» Task goal
Return the data below unchanged. Drop any pictures.

↓

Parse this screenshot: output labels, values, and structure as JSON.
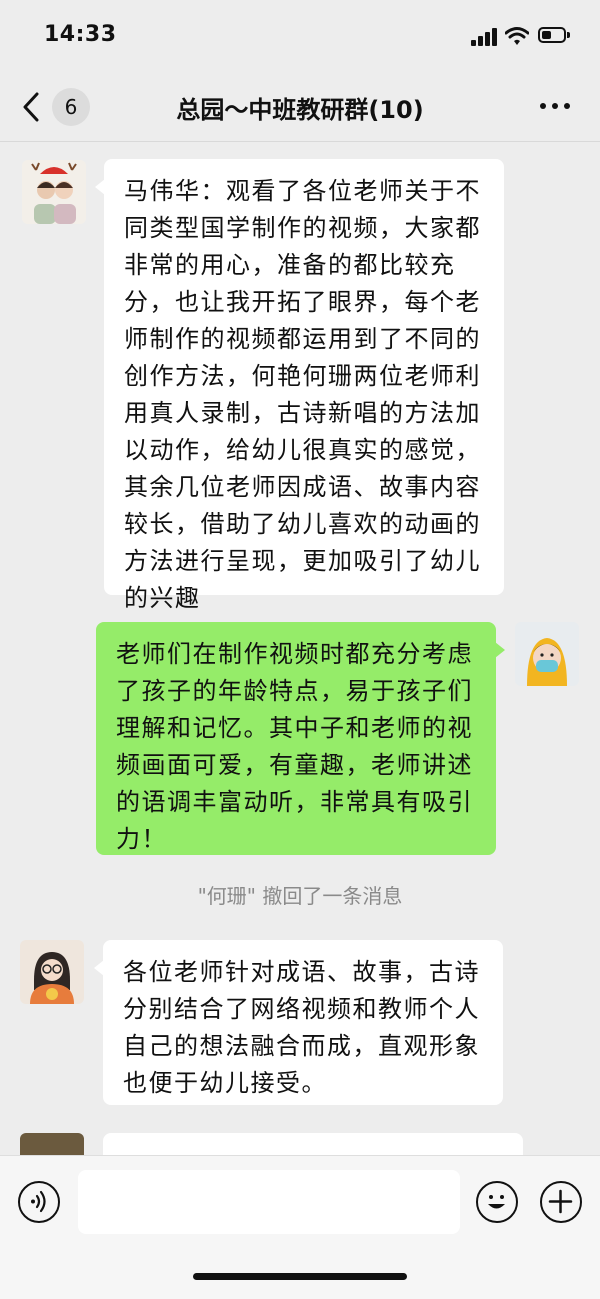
{
  "status_bar": {
    "time": "14:33"
  },
  "nav": {
    "unread_count": "6",
    "title": "总园～中班教研群(10)"
  },
  "messages": [
    {
      "side": "left",
      "text": "马伟华：观看了各位老师关于不同类型国学制作的视频，大家都非常的用心，准备的都比较充分，也让我开拓了眼界，每个老师制作的视频都运用到了不同的创作方法，何艳何珊两位老师利用真人录制，古诗新唱的方法加以动作，给幼儿很真实的感觉，其余几位老师因成语、故事内容较长，借助了幼儿喜欢的动画的方法进行呈现，更加吸引了幼儿的兴趣"
    },
    {
      "side": "right",
      "text": "老师们在制作视频时都充分考虑了孩子的年龄特点，易于孩子们理解和记忆。其中子和老师的视频画面可爱，有童趣，老师讲述的语调丰富动听，非常具有吸引力！"
    },
    {
      "side": "left",
      "text": "各位老师针对成语、故事，古诗分别结合了网络视频和教师个人自己的想法融合而成，直观形象也便于幼儿接受。"
    }
  ],
  "system_note": "\"何珊\" 撤回了一条消息",
  "colors": {
    "sent_bubble": "#95ec69",
    "received_bubble": "#ffffff",
    "background": "#ededed"
  }
}
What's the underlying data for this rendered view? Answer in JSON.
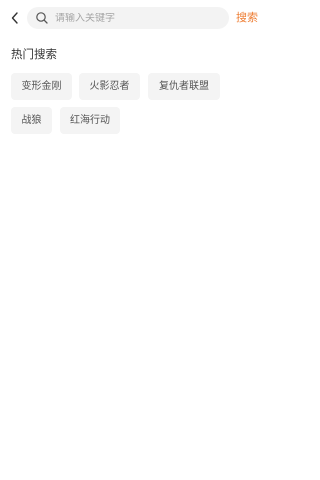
{
  "search": {
    "placeholder": "请输入关键字",
    "button_label": "搜索"
  },
  "hot": {
    "title": "热门搜索",
    "tags": [
      "变形金刚",
      "火影忍者",
      "复仇者联盟",
      "战狼",
      "红海行动"
    ]
  },
  "colors": {
    "accent": "#ee7d33",
    "tag_bg": "#f4f4f4",
    "search_bg": "#f3f3f3"
  },
  "icons": {
    "back": "chevron-left-icon",
    "search": "search-icon"
  }
}
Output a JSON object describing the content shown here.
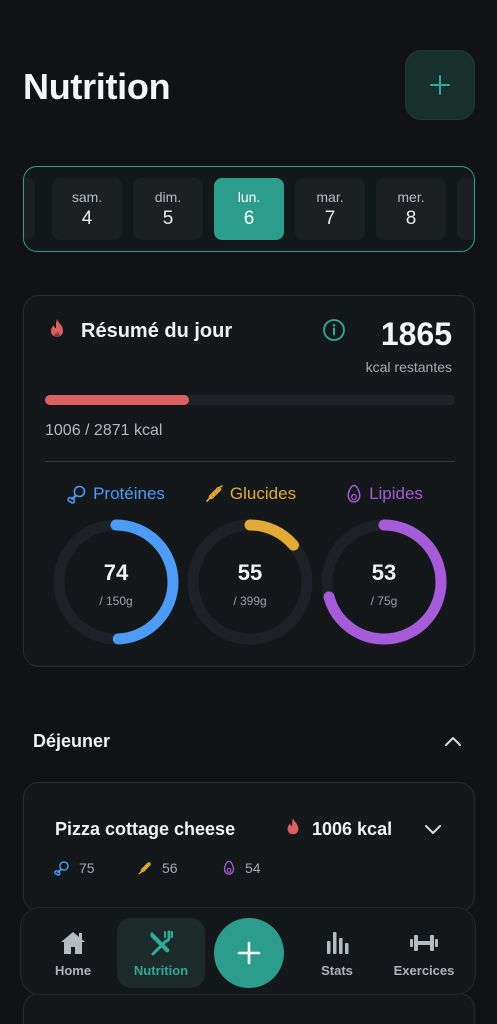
{
  "header": {
    "title": "Nutrition"
  },
  "dates": [
    {
      "name": "sam.",
      "day": "4",
      "active": false
    },
    {
      "name": "dim.",
      "day": "5",
      "active": false
    },
    {
      "name": "lun.",
      "day": "6",
      "active": true
    },
    {
      "name": "mar.",
      "day": "7",
      "active": false
    },
    {
      "name": "mer.",
      "day": "8",
      "active": false
    }
  ],
  "summary": {
    "title": "Résumé du jour",
    "remaining": "1865",
    "remaining_label": "kcal restantes",
    "consumed_text": "1006 / 2871 kcal",
    "progress": 0.35
  },
  "macros": [
    {
      "label": "Protéines",
      "value": "74",
      "goal": "/ 150g",
      "fraction": 0.493,
      "color": "#4c9bf5"
    },
    {
      "label": "Glucides",
      "value": "55",
      "goal": "/ 399g",
      "fraction": 0.138,
      "color": "#e3aa38"
    },
    {
      "label": "Lipides",
      "value": "53",
      "goal": "/ 75g",
      "fraction": 0.707,
      "color": "#a65bd9"
    }
  ],
  "section": {
    "title": "Déjeuner"
  },
  "meal": {
    "name": "Pizza cottage cheese",
    "kcal": "1006 kcal",
    "protein": "75",
    "carbs": "56",
    "fat": "54"
  },
  "nav": {
    "home": "Home",
    "nutrition": "Nutrition",
    "stats": "Stats",
    "exercises": "Exercices"
  },
  "colors": {
    "accent": "#2c9d8c",
    "calorie": "#dc6060"
  }
}
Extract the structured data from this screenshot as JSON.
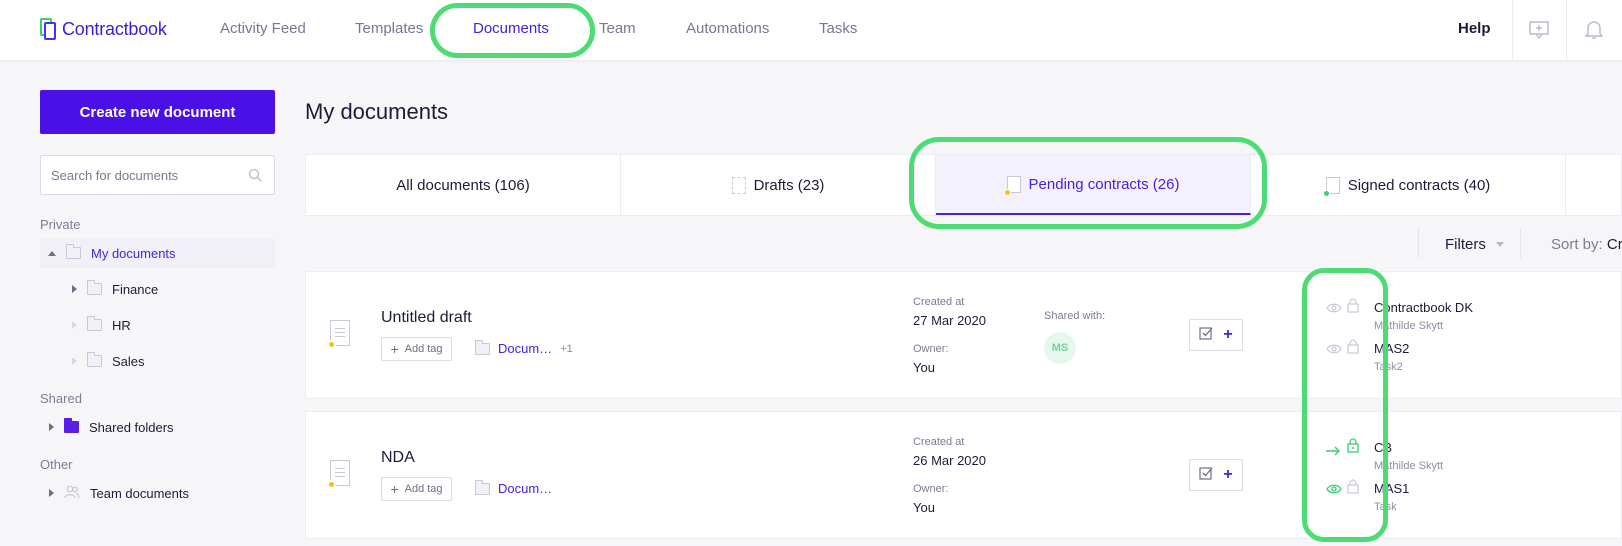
{
  "brand": {
    "name": "Contractbook"
  },
  "nav": {
    "items": [
      {
        "label": "Activity Feed",
        "active": false
      },
      {
        "label": "Templates",
        "active": false
      },
      {
        "label": "Documents",
        "active": true
      },
      {
        "label": "Team",
        "active": false
      },
      {
        "label": "Automations",
        "active": false
      },
      {
        "label": "Tasks",
        "active": false
      }
    ],
    "help": "Help"
  },
  "sidebar": {
    "create_button": "Create new document",
    "search_placeholder": "Search for documents",
    "sections": {
      "private": "Private",
      "shared": "Shared",
      "other": "Other"
    },
    "private_items": [
      {
        "label": "My documents",
        "selected": true
      },
      {
        "label": "Finance"
      },
      {
        "label": "HR"
      },
      {
        "label": "Sales"
      }
    ],
    "shared_items": [
      {
        "label": "Shared folders"
      }
    ],
    "other_items": [
      {
        "label": "Team documents"
      }
    ]
  },
  "main": {
    "title": "My documents",
    "tabs": [
      {
        "label": "All documents (106)"
      },
      {
        "label": "Drafts (23)"
      },
      {
        "label": "Pending contracts (26)",
        "active": true
      },
      {
        "label": "Signed contracts (40)"
      }
    ],
    "filters_label": "Filters",
    "sort_label": "Sort by:",
    "sort_value": "Cr"
  },
  "labels": {
    "add_tag": "Add tag",
    "created_at": "Created at",
    "owner": "Owner:",
    "shared_with": "Shared with:"
  },
  "documents": [
    {
      "title": "Untitled draft",
      "folder": "Docum…",
      "folder_extra": "+1",
      "created": "27 Mar 2020",
      "owner": "You",
      "shared_initials": "MS",
      "signers": [
        {
          "name": "Contractbook DK",
          "sub": "Mathilde Skytt"
        },
        {
          "name": "MAS2",
          "sub": "Task2"
        }
      ]
    },
    {
      "title": "NDA",
      "folder": "Docum…",
      "folder_extra": "",
      "created": "26 Mar 2020",
      "owner": "You",
      "shared_initials": "",
      "signers": [
        {
          "name": "CB",
          "sub": "Mathilde Skytt"
        },
        {
          "name": "MAS1",
          "sub": "Task"
        }
      ]
    }
  ],
  "colors": {
    "accent": "#4a10e6",
    "highlight": "#4ddc74",
    "pending_dot": "#f4c21a",
    "signed_dot": "#3ccf6e"
  }
}
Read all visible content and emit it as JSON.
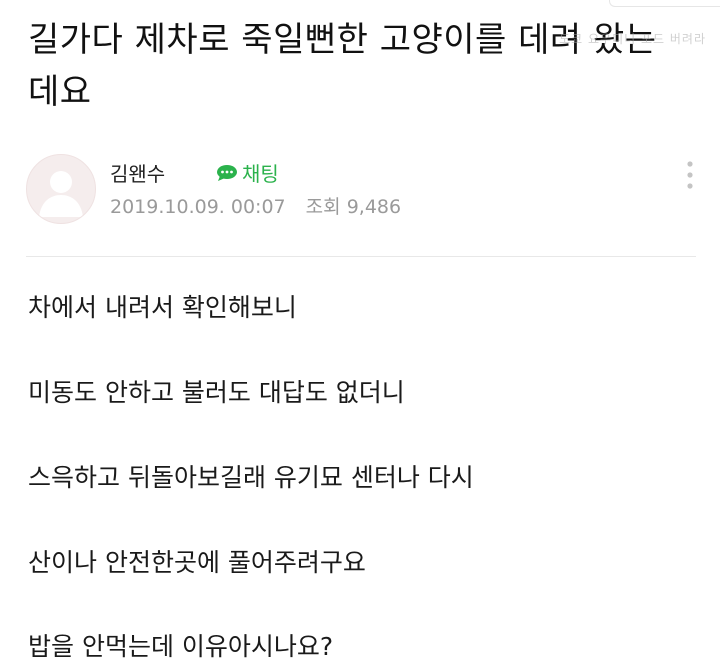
{
  "post": {
    "title": "길가다 제차로 죽일뻔한 고양이를 데려 왔는데요",
    "watermark": "도쿄 요우디니 포드 버려라"
  },
  "author": {
    "name": "김왠수",
    "chat_label": "채팅",
    "date": "2019.10.09. 00:07",
    "views_label": "조회",
    "views": "9,486"
  },
  "body": {
    "lines": [
      "차에서 내려서 확인해보니",
      "미동도 안하고 불러도 대답도 없더니",
      "스윽하고 뒤돌아보길래 유기묘 센터나 다시",
      "산이나 안전한곳에 풀어주려구요",
      "밥을 안먹는데 이유아시나요?"
    ]
  },
  "icons": {
    "chat": "chat-bubble-icon",
    "more": "more-vertical-icon",
    "avatar": "default-avatar-icon"
  },
  "colors": {
    "accent": "#2bb24c",
    "meta_text": "#9a9a9a",
    "avatar_bg": "#f5eded"
  }
}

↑

» Exercise solution
Parse this screenshot: output labels, values, and structure as JSON.
{
  "status_bar": {
    "time": "14:33"
  },
  "nav": {
    "unread_count": "6",
    "title": "总园～中班教研群(10)"
  },
  "messages": [
    {
      "side": "left",
      "text": "马伟华：观看了各位老师关于不同类型国学制作的视频，大家都非常的用心，准备的都比较充分，也让我开拓了眼界，每个老师制作的视频都运用到了不同的创作方法，何艳何珊两位老师利用真人录制，古诗新唱的方法加以动作，给幼儿很真实的感觉，其余几位老师因成语、故事内容较长，借助了幼儿喜欢的动画的方法进行呈现，更加吸引了幼儿的兴趣"
    },
    {
      "side": "right",
      "text": "老师们在制作视频时都充分考虑了孩子的年龄特点，易于孩子们理解和记忆。其中子和老师的视频画面可爱，有童趣，老师讲述的语调丰富动听，非常具有吸引力！"
    },
    {
      "side": "left",
      "text": "各位老师针对成语、故事，古诗分别结合了网络视频和教师个人自己的想法融合而成，直观形象也便于幼儿接受。"
    }
  ],
  "system_note": "\"何珊\" 撤回了一条消息",
  "colors": {
    "sent_bubble": "#95ec69",
    "received_bubble": "#ffffff",
    "background": "#ededed"
  }
}
What's the underlying data for this rendered view? Answer in JSON.
{
  "search": {
    "placeholder": "请输入关键字",
    "button_label": "搜索"
  },
  "hot": {
    "title": "热门搜索",
    "tags": [
      "变形金刚",
      "火影忍者",
      "复仇者联盟",
      "战狼",
      "红海行动"
    ]
  },
  "colors": {
    "accent": "#ee7d33",
    "tag_bg": "#f4f4f4",
    "search_bg": "#f3f3f3"
  },
  "icons": {
    "back": "chevron-left-icon",
    "search": "search-icon"
  }
}
Output a JSON object describing the content shown here.
{
  "header": {
    "title": "Nutrition"
  },
  "dates": [
    {
      "name": "sam.",
      "day": "4",
      "active": false
    },
    {
      "name": "dim.",
      "day": "5",
      "active": false
    },
    {
      "name": "lun.",
      "day": "6",
      "active": true
    },
    {
      "name": "mar.",
      "day": "7",
      "active": false
    },
    {
      "name": "mer.",
      "day": "8",
      "active": false
    }
  ],
  "summary": {
    "title": "Résumé du jour",
    "remaining": "1865",
    "remaining_label": "kcal restantes",
    "consumed_text": "1006 / 2871 kcal",
    "progress": 0.35
  },
  "macros": [
    {
      "label": "Protéines",
      "value": "74",
      "goal": "/ 150g",
      "fraction": 0.493,
      "color": "#4c9bf5"
    },
    {
      "label": "Glucides",
      "value": "55",
      "goal": "/ 399g",
      "fraction": 0.138,
      "color": "#e3aa38"
    },
    {
      "label": "Lipides",
      "value": "53",
      "goal": "/ 75g",
      "fraction": 0.707,
      "color": "#a65bd9"
    }
  ],
  "section": {
    "title": "Déjeuner"
  },
  "meal": {
    "name": "Pizza cottage cheese",
    "kcal": "1006 kcal",
    "protein": "75",
    "carbs": "56",
    "fat": "54"
  },
  "nav": {
    "home": "Home",
    "nutrition": "Nutrition",
    "stats": "Stats",
    "exercises": "Exercices"
  },
  "colors": {
    "accent": "#2c9d8c",
    "calorie": "#dc6060"
  }
}
Extract the structured data from this screenshot as JSON.
{
  "brand": {
    "name": "Contractbook"
  },
  "nav": {
    "items": [
      {
        "label": "Activity Feed",
        "active": false
      },
      {
        "label": "Templates",
        "active": false
      },
      {
        "label": "Documents",
        "active": true
      },
      {
        "label": "Team",
        "active": false
      },
      {
        "label": "Automations",
        "active": false
      },
      {
        "label": "Tasks",
        "active": false
      }
    ],
    "help": "Help"
  },
  "sidebar": {
    "create_button": "Create new document",
    "search_placeholder": "Search for documents",
    "sections": {
      "private": "Private",
      "shared": "Shared",
      "other": "Other"
    },
    "private_items": [
      {
        "label": "My documents",
        "selected": true
      },
      {
        "label": "Finance"
      },
      {
        "label": "HR"
      },
      {
        "label": "Sales"
      }
    ],
    "shared_items": [
      {
        "label": "Shared folders"
      }
    ],
    "other_items": [
      {
        "label": "Team documents"
      }
    ]
  },
  "main": {
    "title": "My documents",
    "tabs": [
      {
        "label": "All documents (106)"
      },
      {
        "label": "Drafts (23)"
      },
      {
        "label": "Pending contracts (26)",
        "active": true
      },
      {
        "label": "Signed contracts (40)"
      }
    ],
    "filters_label": "Filters",
    "sort_label": "Sort by:",
    "sort_value": "Cr"
  },
  "labels": {
    "add_tag": "Add tag",
    "created_at": "Created at",
    "owner": "Owner:",
    "shared_with": "Shared with:"
  },
  "documents": [
    {
      "title": "Untitled draft",
      "folder": "Docum…",
      "folder_extra": "+1",
      "created": "27 Mar 2020",
      "owner": "You",
      "shared_initials": "MS",
      "signers": [
        {
          "name": "Contractbook DK",
          "sub": "Mathilde Skytt"
        },
        {
          "name": "MAS2",
          "sub": "Task2"
        }
      ]
    },
    {
      "title": "NDA",
      "folder": "Docum…",
      "folder_extra": "",
      "created": "26 Mar 2020",
      "owner": "You",
      "shared_initials": "",
      "signers": [
        {
          "name": "CB",
          "sub": "Mathilde Skytt"
        },
        {
          "name": "MAS1",
          "sub": "Task"
        }
      ]
    }
  ],
  "colors": {
    "accent": "#4a10e6",
    "highlight": "#4ddc74",
    "pending_dot": "#f4c21a",
    "signed_dot": "#3ccf6e"
  }
}
Read all visible content and emit it as JSON.
{
  "post": {
    "title": "길가다 제차로 죽일뻔한 고양이를 데려 왔는데요",
    "watermark": "도쿄 요우디니 포드 버려라"
  },
  "author": {
    "name": "김왠수",
    "chat_label": "채팅",
    "date": "2019.10.09. 00:07",
    "views_label": "조회",
    "views": "9,486"
  },
  "body": {
    "lines": [
      "차에서 내려서 확인해보니",
      "미동도 안하고 불러도 대답도 없더니",
      "스윽하고 뒤돌아보길래 유기묘 센터나 다시",
      "산이나 안전한곳에 풀어주려구요",
      "밥을 안먹는데 이유아시나요?"
    ]
  },
  "icons": {
    "chat": "chat-bubble-icon",
    "more": "more-vertical-icon",
    "avatar": "default-avatar-icon"
  },
  "colors": {
    "accent": "#2bb24c",
    "meta_text": "#9a9a9a",
    "avatar_bg": "#f5eded"
  }
}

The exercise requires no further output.